======== Extracted data ========

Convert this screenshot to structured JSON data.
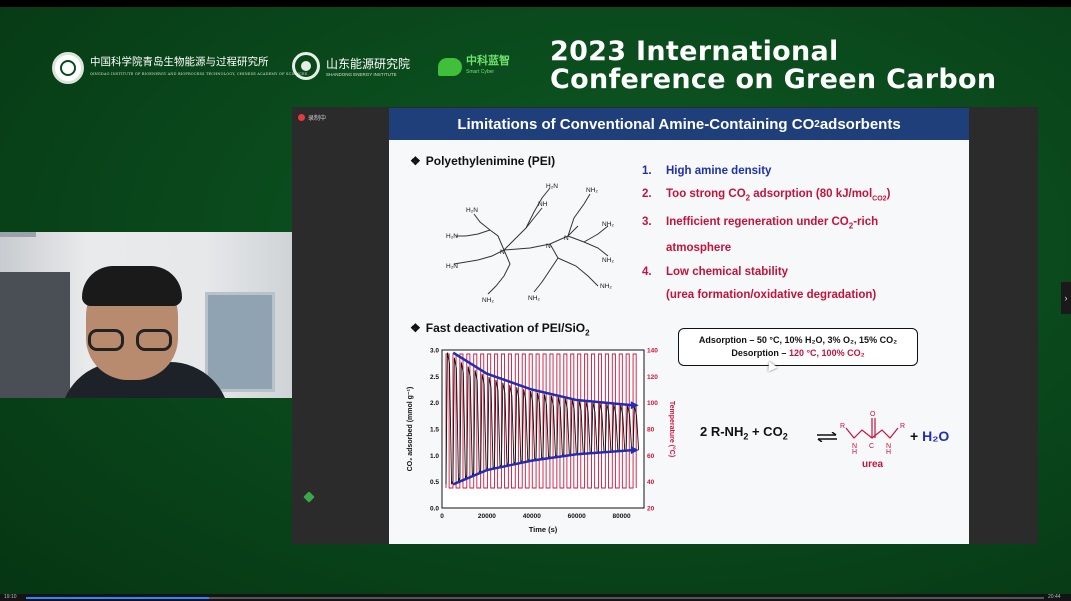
{
  "conference": {
    "title_line1": "2023 International",
    "title_line2": "Conference on Green Carbon"
  },
  "logos": {
    "qibebt_cn": "中国科学院青岛生物能源与过程研究所",
    "qibebt_en": "QINGDAO INSTITUTE OF BIOENERGY AND BIOPROCESS TECHNOLOGY, CHINESE ACADEMY OF SCIENCES",
    "sdei_cn": "山东能源研究院",
    "sdei_en": "SHANDONG ENERGY INSTITUTE",
    "zk_cn": "中科蓝智",
    "zk_en": "Smart Cyber"
  },
  "share": {
    "recording_label": "录制中"
  },
  "slide": {
    "title_pre": "Limitations of Conventional Amine-Containing CO",
    "title_sub": "2",
    "title_post": " adsorbents",
    "bullet1": "Polyethylenimine (PEI)",
    "bullet2_pre": "Fast deactivation of PEI/SiO",
    "bullet2_sub": "2",
    "list": [
      {
        "num": "1.",
        "text": "High amine density"
      },
      {
        "num": "2.",
        "text_pre": "Too strong CO",
        "sub": "2",
        "text_mid": " adsorption (80 kJ/mol",
        "sub2": "CO2",
        "text_post": ")"
      },
      {
        "num": "3.",
        "text_pre": "Inefficient regeneration under CO",
        "sub": "2",
        "text_post": "-rich",
        "cont": "atmosphere"
      },
      {
        "num": "4.",
        "text": "Low chemical stability",
        "cont": "(urea formation/oxidative degradation)"
      }
    ],
    "conditions": {
      "adsorption_label": "Adsorption – ",
      "adsorption_text": "50 °C, 10% H₂O, 3% O₂, 15% CO₂",
      "desorption_label": "Desorption – ",
      "desorption_text": "120 °C, 100% CO₂"
    },
    "reaction": {
      "left_pre": "2 R-NH",
      "left_sub": "2",
      "left_mid": " + CO",
      "left_sub2": "2",
      "product_label": "urea",
      "plus": "+ ",
      "water": "H₂O"
    },
    "pei_labels": [
      "H₂N",
      "NH",
      "N",
      "NH₂"
    ]
  },
  "chart_data": {
    "type": "line",
    "xlabel": "Time (s)",
    "ylabel": "CO₂ adsorbed (mmol g⁻¹)",
    "ylabel2": "Temperature (°C)",
    "xticks": [
      "0",
      "20000",
      "40000",
      "60000",
      "80000"
    ],
    "yticks": [
      "0.0",
      "0.5",
      "1.0",
      "1.5",
      "2.0",
      "2.5",
      "3.0"
    ],
    "y2ticks": [
      "20",
      "40",
      "60",
      "80",
      "100",
      "120",
      "140"
    ],
    "xlim": [
      0,
      90000
    ],
    "ylim": [
      0,
      3.0
    ],
    "y2lim": [
      20,
      140
    ],
    "series": [
      {
        "name": "adsorption_capacity_upper_trend",
        "x": [
          5000,
          20000,
          40000,
          60000,
          85000
        ],
        "values": [
          2.95,
          2.55,
          2.25,
          2.05,
          1.95
        ]
      },
      {
        "name": "adsorption_capacity_lower_trend",
        "x": [
          5000,
          20000,
          40000,
          60000,
          85000
        ],
        "values": [
          0.45,
          0.72,
          0.9,
          1.02,
          1.1
        ]
      }
    ],
    "cycles": 28,
    "colors": {
      "capacity": "#111111",
      "temperature": "#d2143c",
      "trend": "#1e2fb5"
    }
  },
  "playback": {
    "elapsed": "19:10",
    "total": "20:44",
    "progress": 0.18
  }
}
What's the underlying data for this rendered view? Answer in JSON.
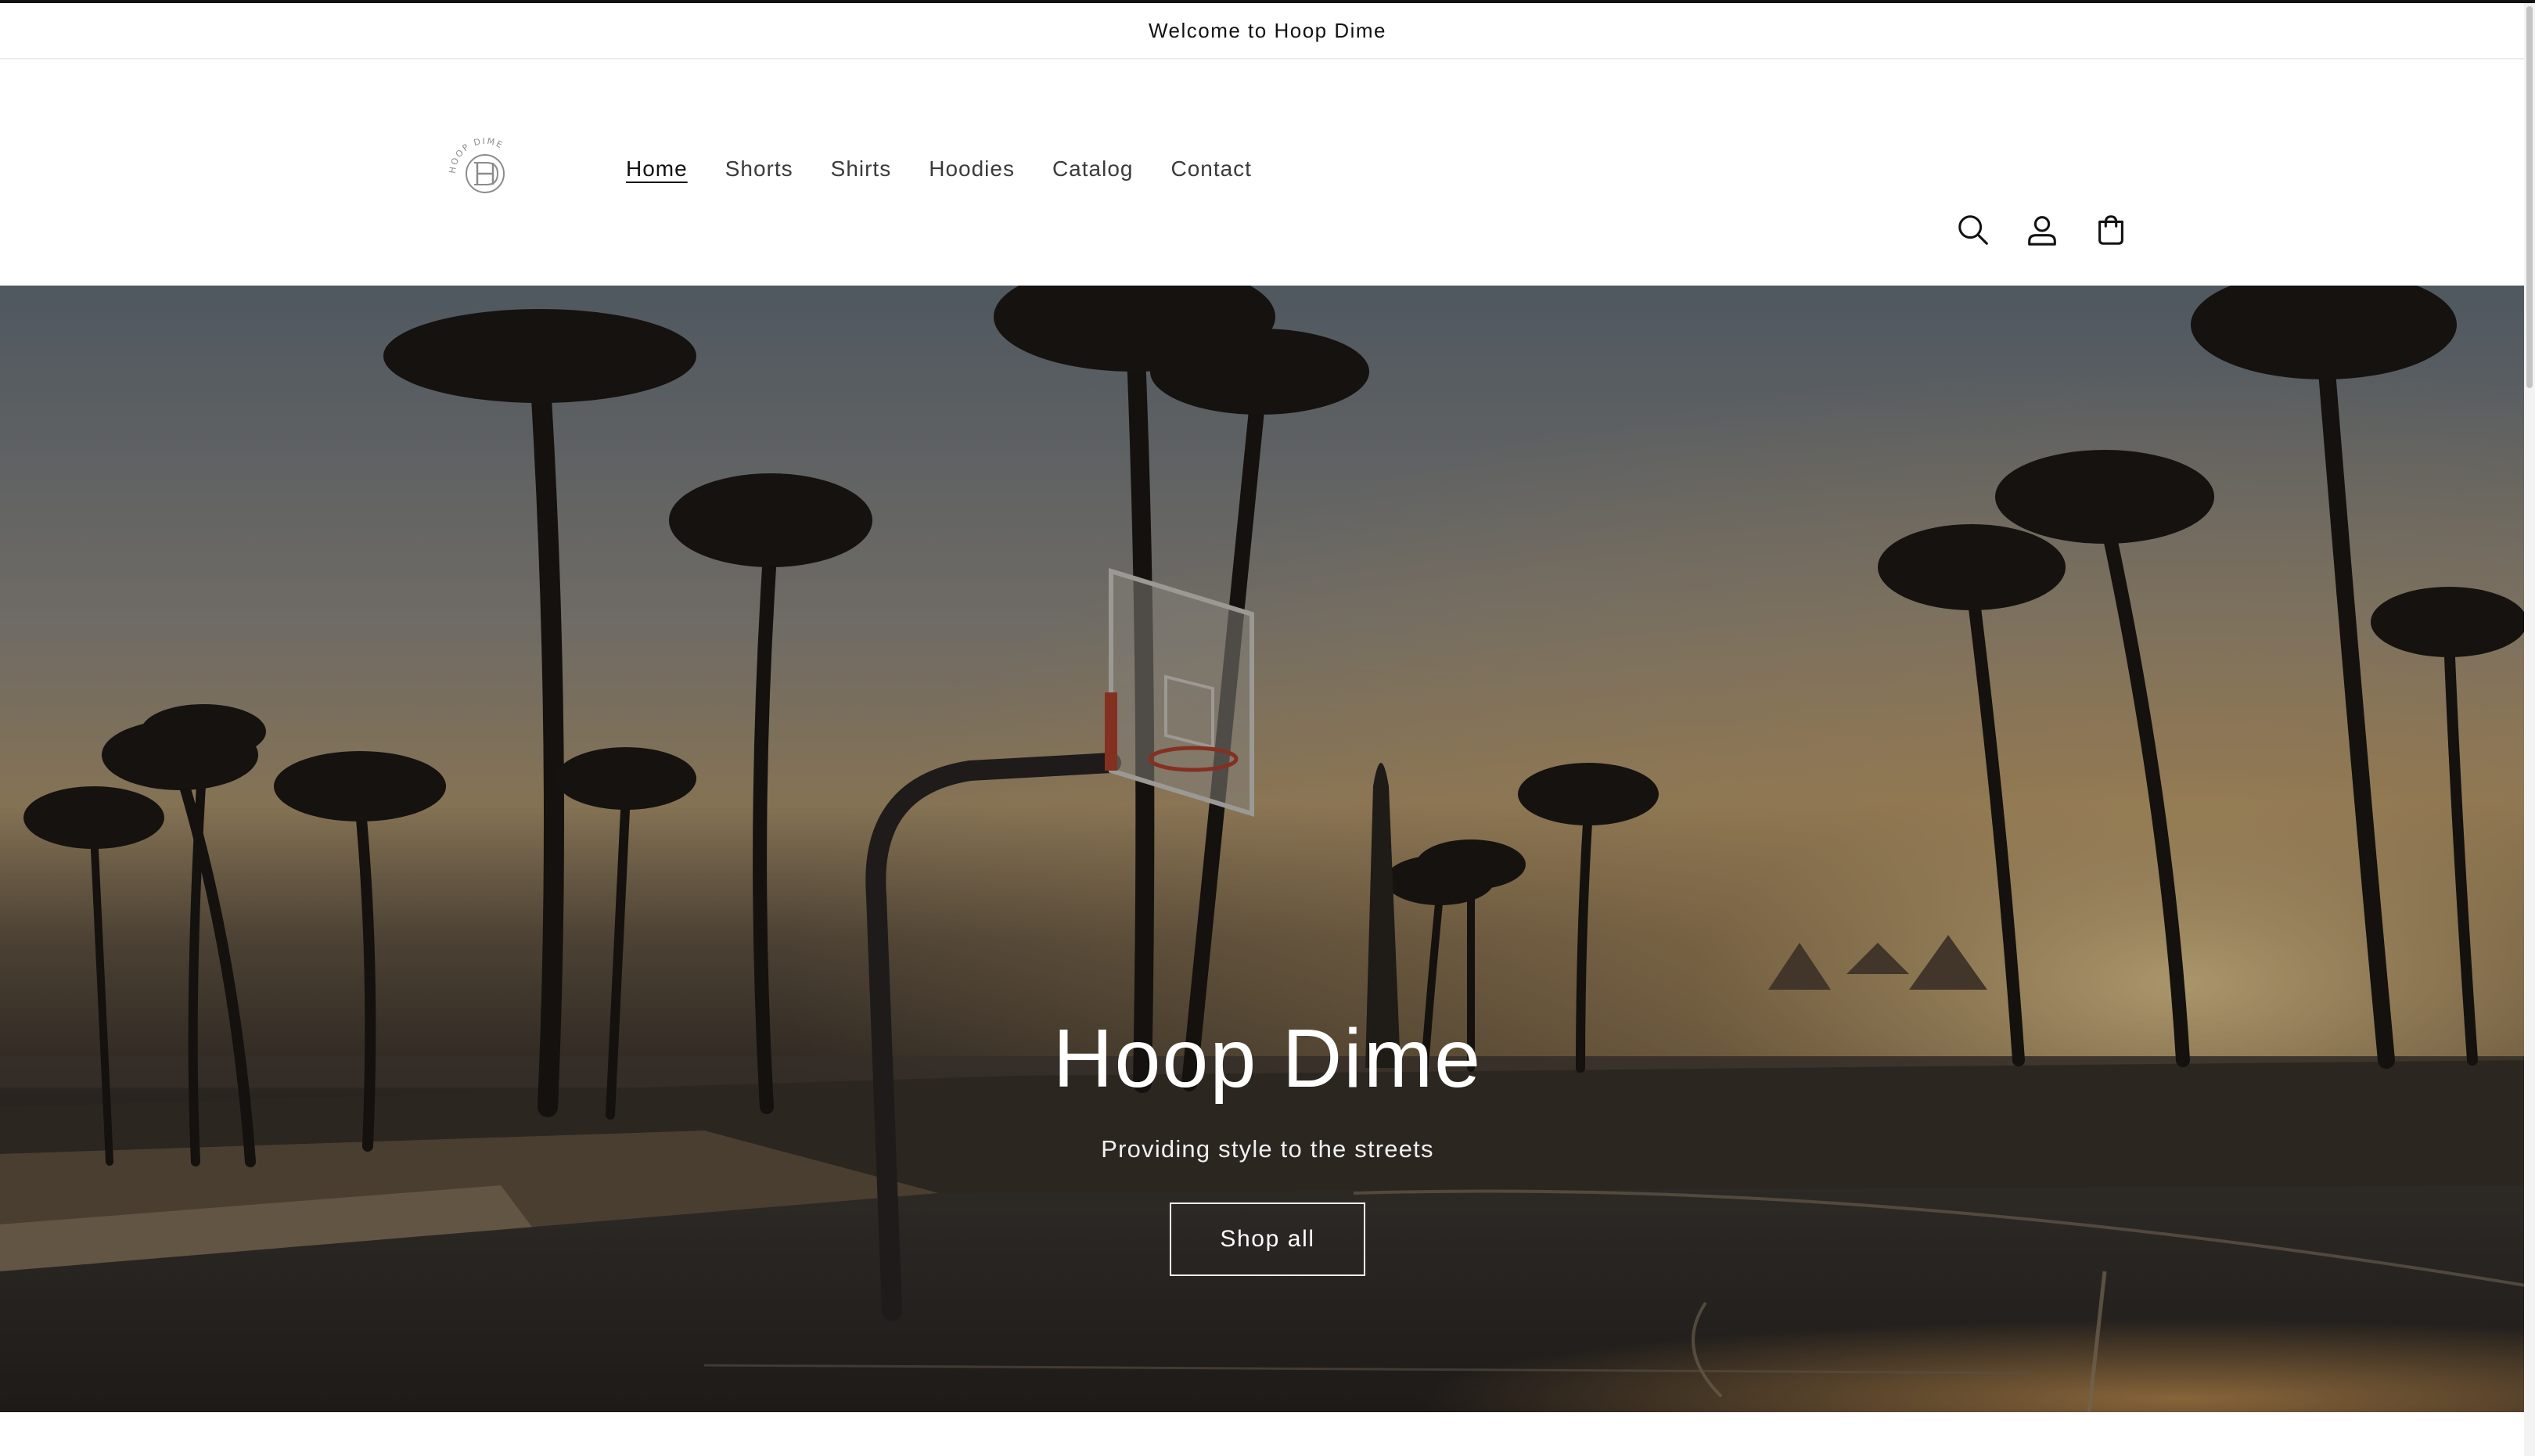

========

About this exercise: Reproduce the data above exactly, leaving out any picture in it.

Task answer:
Convert this screenshot to structured JSON data.
{
  "conference": {
    "title_line1": "2023 International",
    "title_line2": "Conference on Green Carbon"
  },
  "logos": {
    "qibebt_cn": "中国科学院青岛生物能源与过程研究所",
    "qibebt_en": "QINGDAO INSTITUTE OF BIOENERGY AND BIOPROCESS TECHNOLOGY, CHINESE ACADEMY OF SCIENCES",
    "sdei_cn": "山东能源研究院",
    "sdei_en": "SHANDONG ENERGY INSTITUTE",
    "zk_cn": "中科蓝智",
    "zk_en": "Smart Cyber"
  },
  "share": {
    "recording_label": "录制中"
  },
  "slide": {
    "title_pre": "Limitations of Conventional Amine-Containing CO",
    "title_sub": "2",
    "title_post": " adsorbents",
    "bullet1": "Polyethylenimine (PEI)",
    "bullet2_pre": "Fast deactivation of PEI/SiO",
    "bullet2_sub": "2",
    "list": [
      {
        "num": "1.",
        "text": "High amine density"
      },
      {
        "num": "2.",
        "text_pre": "Too strong CO",
        "sub": "2",
        "text_mid": " adsorption (80 kJ/mol",
        "sub2": "CO2",
        "text_post": ")"
      },
      {
        "num": "3.",
        "text_pre": "Inefficient regeneration under CO",
        "sub": "2",
        "text_post": "-rich",
        "cont": "atmosphere"
      },
      {
        "num": "4.",
        "text": "Low chemical stability",
        "cont": "(urea formation/oxidative degradation)"
      }
    ],
    "conditions": {
      "adsorption_label": "Adsorption – ",
      "adsorption_text": "50 °C, 10% H₂O, 3% O₂, 15% CO₂",
      "desorption_label": "Desorption – ",
      "desorption_text": "120 °C, 100% CO₂"
    },
    "reaction": {
      "left_pre": "2 R-NH",
      "left_sub": "2",
      "left_mid": " + CO",
      "left_sub2": "2",
      "product_label": "urea",
      "plus": "+ ",
      "water": "H₂O"
    },
    "pei_labels": [
      "H₂N",
      "NH",
      "N",
      "NH₂"
    ]
  },
  "chart_data": {
    "type": "line",
    "xlabel": "Time (s)",
    "ylabel": "CO₂ adsorbed (mmol g⁻¹)",
    "ylabel2": "Temperature (°C)",
    "xticks": [
      "0",
      "20000",
      "40000",
      "60000",
      "80000"
    ],
    "yticks": [
      "0.0",
      "0.5",
      "1.0",
      "1.5",
      "2.0",
      "2.5",
      "3.0"
    ],
    "y2ticks": [
      "20",
      "40",
      "60",
      "80",
      "100",
      "120",
      "140"
    ],
    "xlim": [
      0,
      90000
    ],
    "ylim": [
      0,
      3.0
    ],
    "y2lim": [
      20,
      140
    ],
    "series": [
      {
        "name": "adsorption_capacity_upper_trend",
        "x": [
          5000,
          20000,
          40000,
          60000,
          85000
        ],
        "values": [
          2.95,
          2.55,
          2.25,
          2.05,
          1.95
        ]
      },
      {
        "name": "adsorption_capacity_lower_trend",
        "x": [
          5000,
          20000,
          40000,
          60000,
          85000
        ],
        "values": [
          0.45,
          0.72,
          0.9,
          1.02,
          1.1
        ]
      }
    ],
    "cycles": 28,
    "colors": {
      "capacity": "#111111",
      "temperature": "#d2143c",
      "trend": "#1e2fb5"
    }
  },
  "playback": {
    "elapsed": "19:10",
    "total": "20:44",
    "progress": 0.18
  }
}
What's the underlying data for this rendered view? Answer in JSON.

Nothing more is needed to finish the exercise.